  • Has a special ability with a market price modifier greater than +5.
  • Grants an armor bonus of greater than +10 (not including magic armor’s enhancement bonus).
  • Grants a natural armor, deflection, or resistance bonus greater than +5.ù
  • Grants an enhancement bonus to an ability score greater than +6.
  • Grants an enhancement bonus on a skill check greater than +30.
  • Mimics a spell of an effective level higher than 9th.
  • Has a caster level above 20th.
  • Has a market price above 200,000 gp, not including material costs for armor or weapons, material component- or experience point-based costs, or additional value for intelligent items.

(Emphasis mine)

While the conditions are clear, it also says that these characteristics describe make a magic item “epic” only “in general” (which I interpret as “not always”).
I used to consider magic items as epic (at least those from the manuals, not the ones made by the players/DM) only those that were described under “epic magic items” (excluding weapons and armors that got enhanchements) and so were explicitly labeled as epic but now the discovery of this item is making me wonder. But cutting to the chase, these are my questions:

  1. Is there a surefire way to tell wheter an item is considered epic or not?
  2. Is the cowl of warding an epic item?

Would Epic Heroism be an acceptable rule variant for a small, first-time group?

I’m DMing a group with 4 players. For all of us, this is our first D&D experience. We’ll be playing Lost Mines of Phandelver.

I’m concerned about the survivability, especially given how green the players are. At first level, they’ll have 10 or 12 hit points, facing groups of goblins that can hit for 1d6+2. I’m adjusting the number of monsters in each encounter, but still worry.

Healing seems to be very rare. At first level, the spellcasters will have the ability to cast two spells in an entire dungeon.

Epic Heroism (DM Guide p267) seems like it could help, but might tip the balance too far the other way into easy mode:

This variant uses a short rest of 5 minutes and a long rest of 1 hour. This change makes combat more routine, since characters can easily recover from every battle. You might want to make combat encounters more difficult to compensate.

Spellcasters using this system can afford to burn through spell slots quickly, especially at higher levels. Consider allowing spellcasters to restore expended spell slots equal to only half their maximum spell slots (rounded down) at the end of a long rest, and to limit spell slots restored to 5th level or lower.

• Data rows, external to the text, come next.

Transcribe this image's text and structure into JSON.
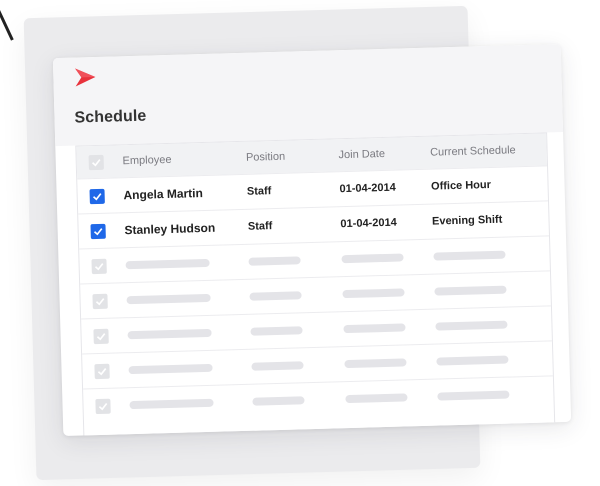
{
  "header": {
    "title": "Schedule",
    "logo": "red-chevron-logo"
  },
  "table": {
    "columns": [
      "Employee",
      "Position",
      "Join Date",
      "Current Schedule"
    ],
    "rows": [
      {
        "checked": true,
        "employee": "Angela Martin",
        "position": "Staff",
        "join_date": "01-04-2014",
        "schedule": "Office Hour"
      },
      {
        "checked": true,
        "employee": "Stanley Hudson",
        "position": "Staff",
        "join_date": "01-04-2014",
        "schedule": "Evening Shift"
      }
    ],
    "placeholder_rows": 5
  },
  "colors": {
    "accent": "#1f68e8",
    "logo": "#e8323c"
  }
}
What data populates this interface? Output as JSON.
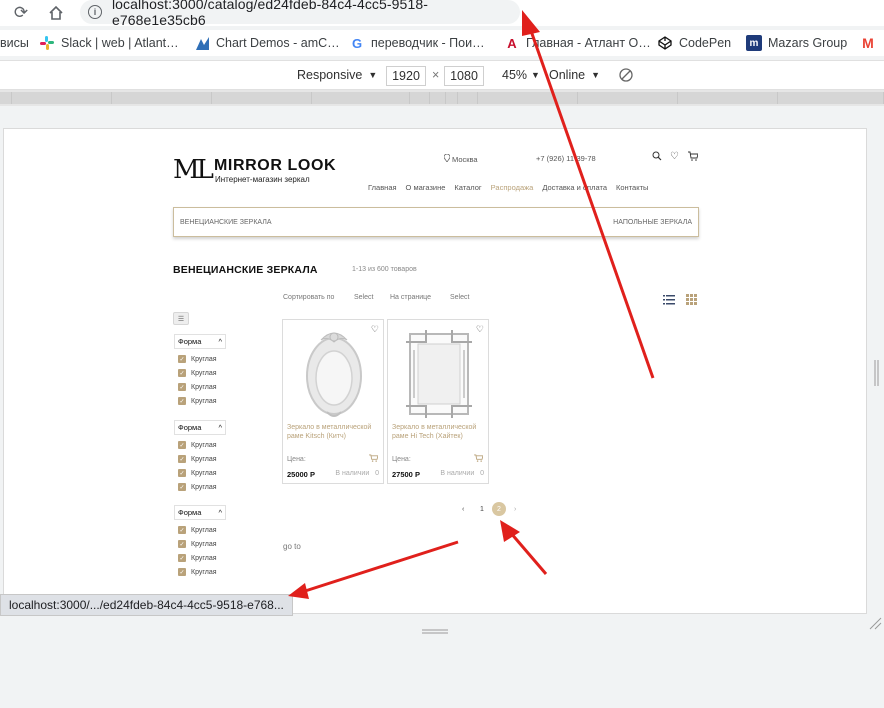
{
  "browser": {
    "url": "localhost:3000/catalog/ed24fdeb-84c4-4cc5-9518-e768e1e35cb6",
    "bookmarks": [
      {
        "label": "висы",
        "icon": "none"
      },
      {
        "label": "Slack | web | Atlant…",
        "icon": "slack-icon"
      },
      {
        "label": "Chart Demos - amC…",
        "icon": "amcharts-icon"
      },
      {
        "label": "переводчик - Пои…",
        "icon": "google-icon"
      },
      {
        "label": "Главная - Атлант О…",
        "icon": "atlant-icon"
      },
      {
        "label": "CodePen",
        "icon": "codepen-icon"
      },
      {
        "label": "Mazars Group",
        "icon": "mazars-icon"
      },
      {
        "label": "M",
        "icon": "gmail-icon"
      }
    ],
    "status_url": "localhost:3000/.../ed24fdeb-84c4-4cc5-9518-e768..."
  },
  "devtools": {
    "device": "Responsive",
    "width": "1920",
    "height": "1080",
    "times": "×",
    "zoom": "45%",
    "network": "Online"
  },
  "site": {
    "logo_mark": "ML",
    "logo_name": "MIRROR LOOK",
    "logo_tagline": "Интернет-магазин зеркал",
    "city": "Москва",
    "phone": "+7 (926) 11-39-78",
    "nav": [
      "Главная",
      "О магазине",
      "Каталог",
      "Распродажа",
      "Доставка и оплата",
      "Контакты"
    ],
    "catbar_left": "ВЕНЕЦИАНСКИЕ ЗЕРКАЛА",
    "catbar_right": "НАПОЛЬНЫЕ ЗЕРКАЛА",
    "page_title": "ВЕНЕЦИАНСКИЕ ЗЕРКАЛА",
    "count": "1-13 из 600 товаров",
    "sort_label": "Сортировать по",
    "sort_value": "Select",
    "perpage_label": "На странице",
    "perpage_value": "Select",
    "filters": [
      {
        "title": "Форма",
        "options": [
          "Круглая",
          "Круглая",
          "Круглая",
          "Круглая"
        ]
      },
      {
        "title": "Форма",
        "options": [
          "Круглая",
          "Круглая",
          "Круглая",
          "Круглая"
        ]
      },
      {
        "title": "Форма",
        "options": [
          "Круглая",
          "Круглая",
          "Круглая",
          "Круглая"
        ]
      }
    ],
    "products": [
      {
        "title": "Зеркало в металлической раме Kitsch (Китч)",
        "price_label": "Цена:",
        "price": "25000 Р",
        "stock": "В наличии",
        "qty": "0"
      },
      {
        "title": "Зеркало в металлической раме Hi Tech (Хайтек)",
        "price_label": "Цена:",
        "price": "27500 Р",
        "stock": "В наличии",
        "qty": "0"
      }
    ],
    "pager": {
      "prev": "‹",
      "page1": "1",
      "page2": "2",
      "next": "›"
    },
    "goto": "go to"
  },
  "colors": {
    "accent": "#b9a27a",
    "annotation": "#e0201c"
  }
}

Only a full 8-hour rest will allow a spellcaster to restore all spell slots and to regain spell slots of 6th level or higher.

Am I missing some element that would make the party more likely to survive the first dungeon, or would this rule variant be a good way to introduce the mechanics of the game?